Give the number of lines in this listing that hold "Brown". No other words belong in the reply.

* * * * *

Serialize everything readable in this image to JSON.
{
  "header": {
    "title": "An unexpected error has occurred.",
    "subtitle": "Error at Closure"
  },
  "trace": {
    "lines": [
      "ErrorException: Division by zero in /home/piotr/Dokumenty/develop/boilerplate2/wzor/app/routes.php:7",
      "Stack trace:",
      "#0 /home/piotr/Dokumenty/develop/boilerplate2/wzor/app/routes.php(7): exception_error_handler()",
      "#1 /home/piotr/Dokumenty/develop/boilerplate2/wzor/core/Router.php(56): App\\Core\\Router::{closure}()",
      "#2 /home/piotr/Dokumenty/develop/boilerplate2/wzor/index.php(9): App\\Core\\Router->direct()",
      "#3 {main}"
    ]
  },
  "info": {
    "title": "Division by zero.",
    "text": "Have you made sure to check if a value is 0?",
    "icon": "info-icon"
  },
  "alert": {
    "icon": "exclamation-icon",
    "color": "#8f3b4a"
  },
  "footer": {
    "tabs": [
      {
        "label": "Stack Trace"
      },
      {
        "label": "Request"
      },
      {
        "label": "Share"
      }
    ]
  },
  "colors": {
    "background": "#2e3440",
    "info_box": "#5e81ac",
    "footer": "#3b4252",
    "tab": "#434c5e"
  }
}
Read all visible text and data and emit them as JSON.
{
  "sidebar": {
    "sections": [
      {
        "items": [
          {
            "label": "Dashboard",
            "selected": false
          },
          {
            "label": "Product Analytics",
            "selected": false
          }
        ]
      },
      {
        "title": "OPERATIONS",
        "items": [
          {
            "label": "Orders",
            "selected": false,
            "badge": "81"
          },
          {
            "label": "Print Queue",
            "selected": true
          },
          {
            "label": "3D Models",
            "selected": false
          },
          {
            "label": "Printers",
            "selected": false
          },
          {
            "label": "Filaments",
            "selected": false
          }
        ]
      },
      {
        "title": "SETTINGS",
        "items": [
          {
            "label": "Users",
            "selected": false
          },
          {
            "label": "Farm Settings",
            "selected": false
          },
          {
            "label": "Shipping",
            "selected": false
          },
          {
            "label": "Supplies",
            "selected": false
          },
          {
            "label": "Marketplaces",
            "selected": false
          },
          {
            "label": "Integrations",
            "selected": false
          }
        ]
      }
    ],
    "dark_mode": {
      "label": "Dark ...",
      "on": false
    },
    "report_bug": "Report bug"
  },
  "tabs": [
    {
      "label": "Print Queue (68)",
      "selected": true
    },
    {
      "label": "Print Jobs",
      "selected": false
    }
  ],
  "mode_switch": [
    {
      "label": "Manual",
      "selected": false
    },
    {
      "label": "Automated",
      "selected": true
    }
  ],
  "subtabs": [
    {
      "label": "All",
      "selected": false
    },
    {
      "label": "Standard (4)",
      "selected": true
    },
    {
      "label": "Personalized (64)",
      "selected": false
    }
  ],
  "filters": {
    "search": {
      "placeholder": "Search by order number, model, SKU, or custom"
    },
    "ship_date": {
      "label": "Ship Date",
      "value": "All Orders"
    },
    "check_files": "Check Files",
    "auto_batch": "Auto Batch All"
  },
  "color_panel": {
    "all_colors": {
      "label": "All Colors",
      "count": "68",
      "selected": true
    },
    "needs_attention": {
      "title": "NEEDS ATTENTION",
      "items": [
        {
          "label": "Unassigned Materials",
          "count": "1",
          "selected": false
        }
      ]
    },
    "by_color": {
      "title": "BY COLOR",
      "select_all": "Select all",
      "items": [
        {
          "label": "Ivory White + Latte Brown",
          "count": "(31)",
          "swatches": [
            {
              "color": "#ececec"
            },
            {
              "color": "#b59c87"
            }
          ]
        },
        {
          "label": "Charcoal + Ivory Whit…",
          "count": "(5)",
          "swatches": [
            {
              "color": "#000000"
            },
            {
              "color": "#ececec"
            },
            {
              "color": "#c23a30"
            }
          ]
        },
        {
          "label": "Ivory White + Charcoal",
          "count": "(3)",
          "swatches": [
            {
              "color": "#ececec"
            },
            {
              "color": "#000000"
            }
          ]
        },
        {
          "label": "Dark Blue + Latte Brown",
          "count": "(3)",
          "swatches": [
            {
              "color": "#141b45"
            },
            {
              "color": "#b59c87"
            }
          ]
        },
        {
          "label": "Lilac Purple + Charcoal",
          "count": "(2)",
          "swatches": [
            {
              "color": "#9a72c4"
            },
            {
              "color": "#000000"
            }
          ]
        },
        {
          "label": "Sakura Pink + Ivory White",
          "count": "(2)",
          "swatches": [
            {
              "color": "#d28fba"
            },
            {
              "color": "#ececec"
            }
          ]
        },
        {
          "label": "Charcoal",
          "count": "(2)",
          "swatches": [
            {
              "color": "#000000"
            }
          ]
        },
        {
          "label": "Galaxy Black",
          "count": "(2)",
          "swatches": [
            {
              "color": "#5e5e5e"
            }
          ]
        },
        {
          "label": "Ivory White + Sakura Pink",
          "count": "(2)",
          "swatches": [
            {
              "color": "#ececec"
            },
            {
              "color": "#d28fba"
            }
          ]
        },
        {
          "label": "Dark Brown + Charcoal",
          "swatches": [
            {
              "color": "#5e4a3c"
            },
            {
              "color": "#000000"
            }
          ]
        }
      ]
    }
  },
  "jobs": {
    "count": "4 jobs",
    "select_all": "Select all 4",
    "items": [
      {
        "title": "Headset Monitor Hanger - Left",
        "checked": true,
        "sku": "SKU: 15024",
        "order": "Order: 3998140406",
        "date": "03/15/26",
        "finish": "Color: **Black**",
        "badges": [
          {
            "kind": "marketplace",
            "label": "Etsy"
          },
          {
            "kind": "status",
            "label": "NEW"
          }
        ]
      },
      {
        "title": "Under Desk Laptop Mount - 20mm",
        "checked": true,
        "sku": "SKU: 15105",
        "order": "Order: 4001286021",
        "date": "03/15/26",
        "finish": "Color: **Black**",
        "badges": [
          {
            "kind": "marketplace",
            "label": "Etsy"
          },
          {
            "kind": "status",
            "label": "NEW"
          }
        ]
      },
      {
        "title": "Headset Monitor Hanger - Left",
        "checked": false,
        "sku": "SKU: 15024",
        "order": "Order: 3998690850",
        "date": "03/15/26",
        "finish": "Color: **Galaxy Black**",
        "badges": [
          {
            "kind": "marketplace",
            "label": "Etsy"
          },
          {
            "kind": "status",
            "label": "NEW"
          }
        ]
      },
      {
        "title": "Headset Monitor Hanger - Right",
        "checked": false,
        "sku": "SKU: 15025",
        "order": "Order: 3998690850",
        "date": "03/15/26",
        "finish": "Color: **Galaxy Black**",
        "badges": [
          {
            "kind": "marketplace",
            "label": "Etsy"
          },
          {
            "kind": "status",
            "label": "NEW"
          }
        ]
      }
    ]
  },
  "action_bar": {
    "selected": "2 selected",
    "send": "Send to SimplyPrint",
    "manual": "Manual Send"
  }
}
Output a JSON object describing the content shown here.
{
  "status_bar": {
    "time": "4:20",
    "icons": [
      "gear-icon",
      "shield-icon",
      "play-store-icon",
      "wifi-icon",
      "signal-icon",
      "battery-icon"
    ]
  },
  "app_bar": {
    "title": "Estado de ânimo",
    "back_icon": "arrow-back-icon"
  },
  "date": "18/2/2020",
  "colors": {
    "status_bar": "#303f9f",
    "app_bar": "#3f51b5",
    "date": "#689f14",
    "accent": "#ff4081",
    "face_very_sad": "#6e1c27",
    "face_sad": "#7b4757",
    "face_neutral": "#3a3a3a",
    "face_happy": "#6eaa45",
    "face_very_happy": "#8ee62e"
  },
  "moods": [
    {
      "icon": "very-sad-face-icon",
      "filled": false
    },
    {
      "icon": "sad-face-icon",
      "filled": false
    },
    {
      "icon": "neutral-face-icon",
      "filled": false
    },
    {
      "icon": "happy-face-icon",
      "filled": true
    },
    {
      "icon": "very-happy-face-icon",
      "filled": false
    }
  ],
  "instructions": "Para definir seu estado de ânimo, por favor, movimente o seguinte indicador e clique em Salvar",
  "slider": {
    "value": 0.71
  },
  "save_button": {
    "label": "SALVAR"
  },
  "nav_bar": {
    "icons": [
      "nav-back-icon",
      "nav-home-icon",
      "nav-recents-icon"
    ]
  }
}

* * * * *

> [Written solution]
3